Fresh off lawmakers’ August break, the chairmen of two House Financial Services subcommittees are gearing up to take a fine-tooth comb on Thursday to the goings-on at the Financial Industry Regulatory Authority and zero in on “Legislative Proposals for a More Efficient Regulatory Regime.”

Among the six bills to be considered by the Financial Institutions and Consumer Credit Subcommittee is the Systemic Risk Designation Improvement Act of 2017, which amends the Dodd-Frank Act’s classification of financial institutions that are considered a systemic risk.

The Capital Markets, Securities and Investment Subcommittee is expected to tackle in its hearing oversight of FINRA, the self-regulator’s current regulatory agenda, the role of self-regulation in the U.S. capital markets, FINRA’s SRO structure and its relationship with and oversight by the Securities and Exchange Commission.

The Senate Banking Committee plans to mark up the same day S. 1463, the Financial Stability Oversight Council Insurance Member Continuity Act, which would adjust the rules that apply to the “independent member” of the Financial Stability Oversight Committee who has insurance expertise. 

Like the Senate bill, companion legislation in the House allows the independent insurance expert to serve up to 18 months.
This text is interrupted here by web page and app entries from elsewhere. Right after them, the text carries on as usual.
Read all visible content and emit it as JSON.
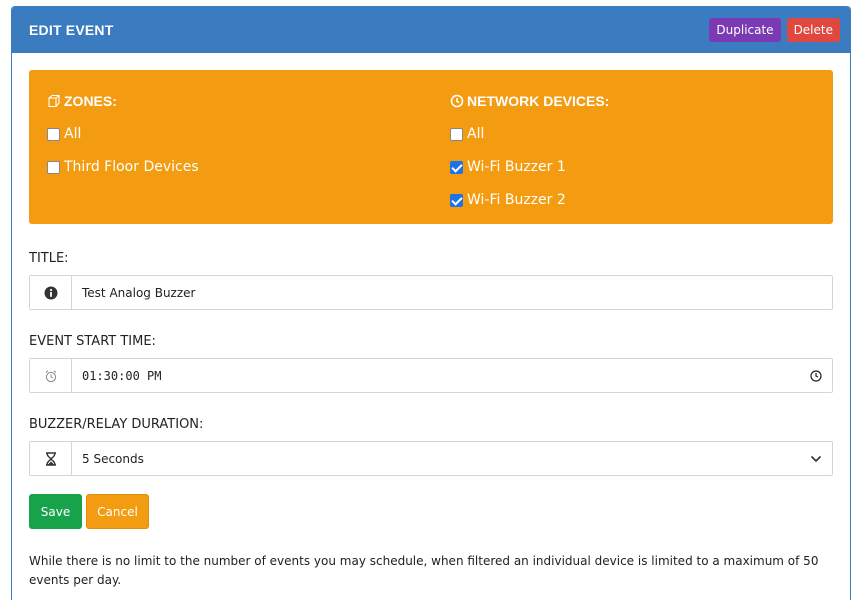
{
  "panel": {
    "title": "EDIT EVENT",
    "duplicate_label": "Duplicate",
    "delete_label": "Delete"
  },
  "zones": {
    "heading": "ZONES:",
    "items": [
      {
        "label": "All",
        "checked": false
      },
      {
        "label": "Third Floor Devices",
        "checked": false
      }
    ]
  },
  "devices": {
    "heading": "NETWORK DEVICES:",
    "items": [
      {
        "label": "All",
        "checked": false
      },
      {
        "label": "Wi-Fi Buzzer 1",
        "checked": true
      },
      {
        "label": "Wi-Fi Buzzer 2",
        "checked": true
      }
    ]
  },
  "form": {
    "title_label": "TITLE:",
    "title_value": "Test Analog Buzzer",
    "start_label": "EVENT START TIME:",
    "start_value": "01:30:00 PM",
    "duration_label": "BUZZER/RELAY DURATION:",
    "duration_value": "5 Seconds"
  },
  "actions": {
    "save_label": "Save",
    "cancel_label": "Cancel"
  },
  "note": "While there is no limit to the number of events you may schedule, when filtered an individual device is limited to a maximum of 50 events per day.",
  "icons": {
    "zones": "cube-icon",
    "devices": "circle-exclamation-icon",
    "title": "info-icon",
    "start": "alarm-clock-icon",
    "duration": "hourglass-icon",
    "time_picker": "clock-icon",
    "select": "chevron-down-icon"
  },
  "colors": {
    "header": "#3a7cbf",
    "duplicate": "#7b3ab3",
    "delete": "#e0473e",
    "selector": "#f39c12",
    "save": "#17a34a",
    "cancel": "#f39c12"
  }
}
Enacting H.R. 3110, the Financial Stability Oversight Council Insurance Member Continuity Act, sponsored by Reps. Randy Hultgren, R-Ill., and Maxine Waters, D-Calif., “would not significantly increase net direct spending or on-budget deficits in any of the four consecutive 10-year periods beginning in 2028,” according to a recently released Congressional Budget Office analysis.